REQUIRED ACTION ▸
Return, exactly, the line that contains "What data populates" together with all lines after it to the end of the entries, and no further lines.

Data about app and page elements
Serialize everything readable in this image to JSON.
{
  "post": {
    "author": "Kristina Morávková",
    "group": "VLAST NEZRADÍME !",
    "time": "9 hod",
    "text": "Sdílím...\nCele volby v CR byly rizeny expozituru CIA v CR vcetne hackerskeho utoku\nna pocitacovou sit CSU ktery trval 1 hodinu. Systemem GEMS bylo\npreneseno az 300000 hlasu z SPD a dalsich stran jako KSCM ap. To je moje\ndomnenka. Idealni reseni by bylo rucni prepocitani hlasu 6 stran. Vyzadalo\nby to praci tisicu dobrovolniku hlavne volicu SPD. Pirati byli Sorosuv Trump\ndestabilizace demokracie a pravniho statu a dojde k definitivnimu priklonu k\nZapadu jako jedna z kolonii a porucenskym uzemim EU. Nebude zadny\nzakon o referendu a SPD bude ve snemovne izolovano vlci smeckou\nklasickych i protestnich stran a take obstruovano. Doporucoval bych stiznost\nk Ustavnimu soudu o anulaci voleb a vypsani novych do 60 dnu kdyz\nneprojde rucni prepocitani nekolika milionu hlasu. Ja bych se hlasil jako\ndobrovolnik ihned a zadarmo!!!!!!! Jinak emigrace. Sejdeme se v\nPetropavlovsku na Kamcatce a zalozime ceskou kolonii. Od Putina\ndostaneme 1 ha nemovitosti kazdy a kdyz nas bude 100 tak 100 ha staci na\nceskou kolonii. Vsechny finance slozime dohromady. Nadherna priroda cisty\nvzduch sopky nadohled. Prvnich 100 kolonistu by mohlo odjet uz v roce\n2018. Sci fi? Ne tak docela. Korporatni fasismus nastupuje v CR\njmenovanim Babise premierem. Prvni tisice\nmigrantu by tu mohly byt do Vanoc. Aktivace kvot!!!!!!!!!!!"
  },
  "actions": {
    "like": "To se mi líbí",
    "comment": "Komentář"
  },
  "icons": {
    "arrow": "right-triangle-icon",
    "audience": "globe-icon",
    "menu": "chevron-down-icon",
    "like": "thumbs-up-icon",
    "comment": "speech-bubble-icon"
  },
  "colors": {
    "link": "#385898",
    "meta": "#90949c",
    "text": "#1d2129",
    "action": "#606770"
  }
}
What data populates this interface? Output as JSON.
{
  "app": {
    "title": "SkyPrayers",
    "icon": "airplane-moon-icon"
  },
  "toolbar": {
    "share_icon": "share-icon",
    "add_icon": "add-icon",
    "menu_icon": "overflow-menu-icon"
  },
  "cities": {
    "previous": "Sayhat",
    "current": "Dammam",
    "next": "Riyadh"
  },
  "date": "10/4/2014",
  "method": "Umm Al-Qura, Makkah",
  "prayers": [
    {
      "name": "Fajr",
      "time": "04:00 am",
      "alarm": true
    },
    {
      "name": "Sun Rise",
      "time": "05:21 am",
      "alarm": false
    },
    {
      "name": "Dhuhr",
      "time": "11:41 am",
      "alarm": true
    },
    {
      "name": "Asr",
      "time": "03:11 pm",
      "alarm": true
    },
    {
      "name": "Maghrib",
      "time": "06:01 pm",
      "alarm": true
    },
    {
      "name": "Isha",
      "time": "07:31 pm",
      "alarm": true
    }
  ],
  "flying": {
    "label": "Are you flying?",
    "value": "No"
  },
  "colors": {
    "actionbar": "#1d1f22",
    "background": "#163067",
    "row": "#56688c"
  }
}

EXERCISE RESPONSE ▸
What data populates this interface? Output as JSON.
{
  "app": {
    "title": "SkyPrayers",
    "icon": "airplane-moon-icon"
  },
  "toolbar": {
    "share_icon": "share-icon",
    "add_icon": "add-icon",
    "menu_icon": "overflow-menu-icon"
  },
  "cities": {
    "previous": "Sayhat",
    "current": "Dammam",
    "next": "Riyadh"
  },
  "date": "10/4/2014",
  "method": "Umm Al-Qura, Makkah",
  "prayers": [
    {
      "name": "Fajr",
      "time": "04:00 am",
      "alarm": true
    },
    {
      "name": "Sun Rise",
      "time": "05:21 am",
      "alarm": false
    },
    {
      "name": "Dhuhr",
      "time": "11:41 am",
      "alarm": true
    },
    {
      "name": "Asr",
      "time": "03:11 pm",
      "alarm": true
    },
    {
      "name": "Maghrib",
      "time": "06:01 pm",
      "alarm": true
    },
    {
      "name": "Isha",
      "time": "07:31 pm",
      "alarm": true
    }
  ],
  "flying": {
    "label": "Are you flying?",
    "value": "No"
  },
  "colors": {
    "actionbar": "#1d1f22",
    "background": "#163067",
    "row": "#56688c"
  }
}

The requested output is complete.